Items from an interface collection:
= = =

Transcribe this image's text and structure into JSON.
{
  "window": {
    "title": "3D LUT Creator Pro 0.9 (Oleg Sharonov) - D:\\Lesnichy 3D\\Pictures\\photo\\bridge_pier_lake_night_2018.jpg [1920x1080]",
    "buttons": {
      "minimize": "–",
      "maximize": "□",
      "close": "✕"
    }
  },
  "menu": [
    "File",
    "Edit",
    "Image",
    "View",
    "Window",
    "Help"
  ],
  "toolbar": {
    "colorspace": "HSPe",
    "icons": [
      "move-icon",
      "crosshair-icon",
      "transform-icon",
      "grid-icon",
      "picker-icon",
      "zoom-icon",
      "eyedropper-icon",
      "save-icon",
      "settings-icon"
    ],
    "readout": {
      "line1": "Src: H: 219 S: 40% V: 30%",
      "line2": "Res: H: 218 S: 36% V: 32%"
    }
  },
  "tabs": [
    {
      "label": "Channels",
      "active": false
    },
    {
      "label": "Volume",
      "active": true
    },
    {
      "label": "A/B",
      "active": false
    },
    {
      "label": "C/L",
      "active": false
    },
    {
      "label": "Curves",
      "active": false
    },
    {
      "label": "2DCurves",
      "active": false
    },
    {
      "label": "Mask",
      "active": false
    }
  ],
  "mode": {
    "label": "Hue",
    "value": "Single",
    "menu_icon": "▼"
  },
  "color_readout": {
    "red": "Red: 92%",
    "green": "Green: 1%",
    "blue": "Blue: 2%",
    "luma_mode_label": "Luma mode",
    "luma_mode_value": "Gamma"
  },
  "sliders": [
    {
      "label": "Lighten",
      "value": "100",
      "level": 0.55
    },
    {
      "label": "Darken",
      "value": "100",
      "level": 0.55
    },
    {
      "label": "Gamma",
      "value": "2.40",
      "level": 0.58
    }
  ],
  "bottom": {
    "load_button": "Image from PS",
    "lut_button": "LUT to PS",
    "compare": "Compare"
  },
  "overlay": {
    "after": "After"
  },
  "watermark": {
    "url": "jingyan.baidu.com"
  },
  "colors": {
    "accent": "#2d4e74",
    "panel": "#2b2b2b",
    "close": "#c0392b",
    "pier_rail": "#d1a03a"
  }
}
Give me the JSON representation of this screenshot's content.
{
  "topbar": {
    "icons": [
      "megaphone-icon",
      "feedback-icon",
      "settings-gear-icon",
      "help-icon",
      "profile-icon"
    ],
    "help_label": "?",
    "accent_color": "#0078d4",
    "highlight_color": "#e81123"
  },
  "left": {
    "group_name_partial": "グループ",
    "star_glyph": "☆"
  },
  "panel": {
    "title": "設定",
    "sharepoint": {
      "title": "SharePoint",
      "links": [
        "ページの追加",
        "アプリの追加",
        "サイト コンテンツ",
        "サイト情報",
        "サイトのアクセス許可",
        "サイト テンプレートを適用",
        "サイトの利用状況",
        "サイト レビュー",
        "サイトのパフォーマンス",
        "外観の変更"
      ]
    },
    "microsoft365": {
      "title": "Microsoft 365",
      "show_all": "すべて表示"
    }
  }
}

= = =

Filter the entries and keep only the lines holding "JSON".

• _EXERCISE RESULT_:
Transcribe this image's text and structure into JSON.
Give me the JSON representation of this screenshot's content.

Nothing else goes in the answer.